▸ Activity
The response has to reproduce all entries exactly while excluding their pictures.

▸ Data to examine
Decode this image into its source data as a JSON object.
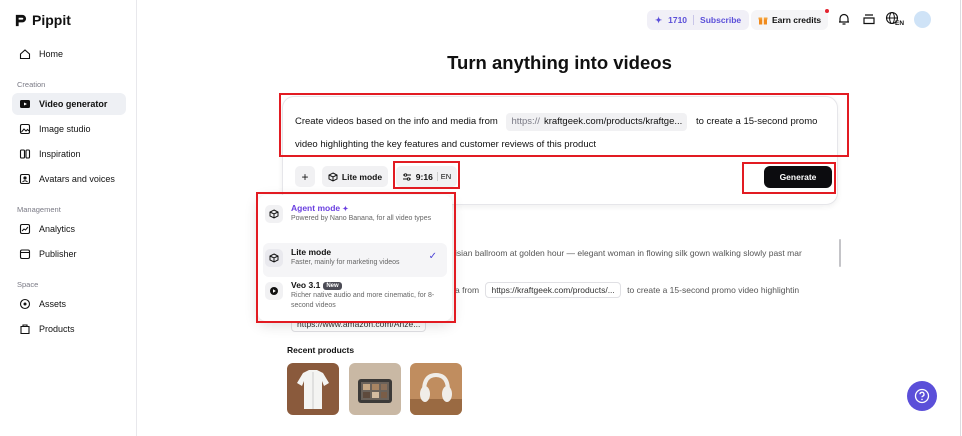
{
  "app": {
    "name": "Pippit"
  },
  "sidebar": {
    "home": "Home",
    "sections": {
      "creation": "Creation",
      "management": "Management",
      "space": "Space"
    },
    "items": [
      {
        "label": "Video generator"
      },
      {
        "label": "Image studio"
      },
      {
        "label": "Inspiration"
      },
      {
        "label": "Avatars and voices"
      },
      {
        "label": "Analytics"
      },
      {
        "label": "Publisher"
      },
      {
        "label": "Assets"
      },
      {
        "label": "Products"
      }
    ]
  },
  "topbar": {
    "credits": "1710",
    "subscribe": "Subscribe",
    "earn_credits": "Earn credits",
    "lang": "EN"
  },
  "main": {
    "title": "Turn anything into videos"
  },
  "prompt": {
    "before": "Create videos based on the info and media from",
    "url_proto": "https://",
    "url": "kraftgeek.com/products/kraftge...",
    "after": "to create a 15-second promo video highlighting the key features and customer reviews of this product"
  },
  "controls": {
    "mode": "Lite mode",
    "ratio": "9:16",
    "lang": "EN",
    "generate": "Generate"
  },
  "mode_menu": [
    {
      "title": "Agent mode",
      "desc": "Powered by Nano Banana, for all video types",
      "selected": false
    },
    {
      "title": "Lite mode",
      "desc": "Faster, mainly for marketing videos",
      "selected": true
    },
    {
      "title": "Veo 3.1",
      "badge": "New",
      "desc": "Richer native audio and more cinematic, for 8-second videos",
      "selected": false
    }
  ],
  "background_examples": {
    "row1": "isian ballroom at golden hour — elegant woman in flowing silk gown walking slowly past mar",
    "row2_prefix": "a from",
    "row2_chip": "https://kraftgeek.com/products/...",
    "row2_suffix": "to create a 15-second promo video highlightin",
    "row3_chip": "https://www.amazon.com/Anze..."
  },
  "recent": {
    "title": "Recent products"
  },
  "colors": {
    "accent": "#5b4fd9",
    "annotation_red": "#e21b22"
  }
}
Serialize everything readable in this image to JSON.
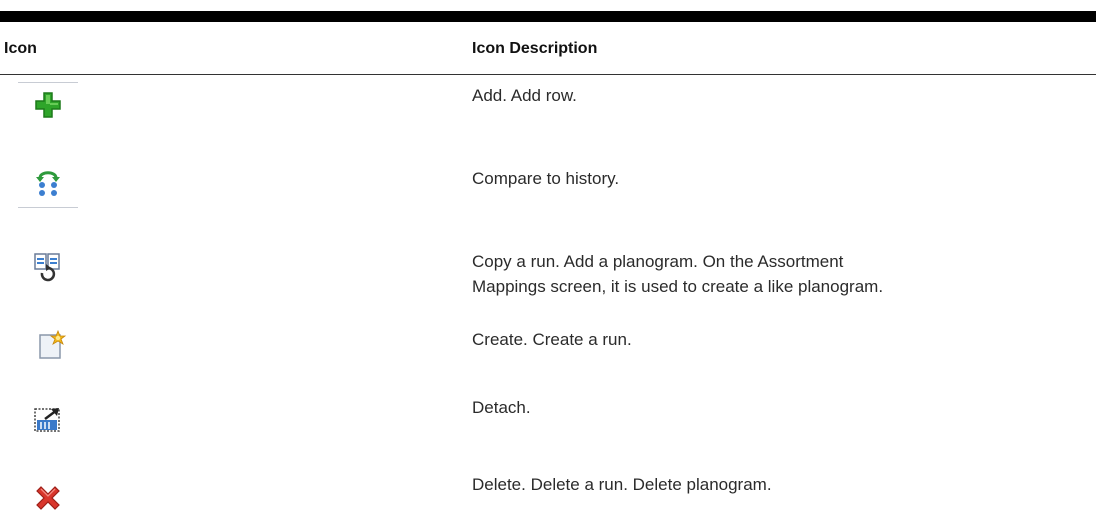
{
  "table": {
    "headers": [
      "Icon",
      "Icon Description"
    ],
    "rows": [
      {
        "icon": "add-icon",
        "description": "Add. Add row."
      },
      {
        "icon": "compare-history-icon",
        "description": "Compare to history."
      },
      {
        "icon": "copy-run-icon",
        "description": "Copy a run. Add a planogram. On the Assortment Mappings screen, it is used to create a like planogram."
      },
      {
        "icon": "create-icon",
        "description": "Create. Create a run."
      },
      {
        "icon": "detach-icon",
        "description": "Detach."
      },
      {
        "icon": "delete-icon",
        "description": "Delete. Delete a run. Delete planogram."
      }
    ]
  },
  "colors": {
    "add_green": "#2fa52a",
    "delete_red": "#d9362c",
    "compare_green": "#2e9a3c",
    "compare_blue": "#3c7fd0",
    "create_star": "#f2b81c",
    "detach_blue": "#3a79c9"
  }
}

▸ Written answer
Decode this image into its source data as a JSON object.
{
  "app": {
    "name": "Pippit"
  },
  "sidebar": {
    "home": "Home",
    "sections": {
      "creation": "Creation",
      "management": "Management",
      "space": "Space"
    },
    "items": [
      {
        "label": "Video generator"
      },
      {
        "label": "Image studio"
      },
      {
        "label": "Inspiration"
      },
      {
        "label": "Avatars and voices"
      },
      {
        "label": "Analytics"
      },
      {
        "label": "Publisher"
      },
      {
        "label": "Assets"
      },
      {
        "label": "Products"
      }
    ]
  },
  "topbar": {
    "credits": "1710",
    "subscribe": "Subscribe",
    "earn_credits": "Earn credits",
    "lang": "EN"
  },
  "main": {
    "title": "Turn anything into videos"
  },
  "prompt": {
    "before": "Create videos based on the info and media from",
    "url_proto": "https://",
    "url": "kraftgeek.com/products/kraftge...",
    "after": "to create a 15-second promo video highlighting the key features and customer reviews of this product"
  },
  "controls": {
    "mode": "Lite mode",
    "ratio": "9:16",
    "lang": "EN",
    "generate": "Generate"
  },
  "mode_menu": [
    {
      "title": "Agent mode",
      "desc": "Powered by Nano Banana, for all video types",
      "selected": false
    },
    {
      "title": "Lite mode",
      "desc": "Faster, mainly for marketing videos",
      "selected": true
    },
    {
      "title": "Veo 3.1",
      "badge": "New",
      "desc": "Richer native audio and more cinematic, for 8-second videos",
      "selected": false
    }
  ],
  "background_examples": {
    "row1": "isian ballroom at golden hour — elegant woman in flowing silk gown walking slowly past mar",
    "row2_prefix": "a from",
    "row2_chip": "https://kraftgeek.com/products/...",
    "row2_suffix": "to create a 15-second promo video highlightin",
    "row3_chip": "https://www.amazon.com/Anze..."
  },
  "recent": {
    "title": "Recent products"
  },
  "colors": {
    "accent": "#5b4fd9",
    "annotation_red": "#e21b22"
  }
}
Serialize everything readable in this image to JSON.
{
  "table": {
    "headers": [
      "Icon",
      "Icon Description"
    ],
    "rows": [
      {
        "icon": "add-icon",
        "description": "Add. Add row."
      },
      {
        "icon": "compare-history-icon",
        "description": "Compare to history."
      },
      {
        "icon": "copy-run-icon",
        "description": "Copy a run. Add a planogram. On the Assortment Mappings screen, it is used to create a like planogram."
      },
      {
        "icon": "create-icon",
        "description": "Create. Create a run."
      },
      {
        "icon": "detach-icon",
        "description": "Detach."
      },
      {
        "icon": "delete-icon",
        "description": "Delete. Delete a run. Delete planogram."
      }
    ]
  },
  "colors": {
    "add_green": "#2fa52a",
    "delete_red": "#d9362c",
    "compare_green": "#2e9a3c",
    "compare_blue": "#3c7fd0",
    "create_star": "#f2b81c",
    "detach_blue": "#3a79c9"
  }
}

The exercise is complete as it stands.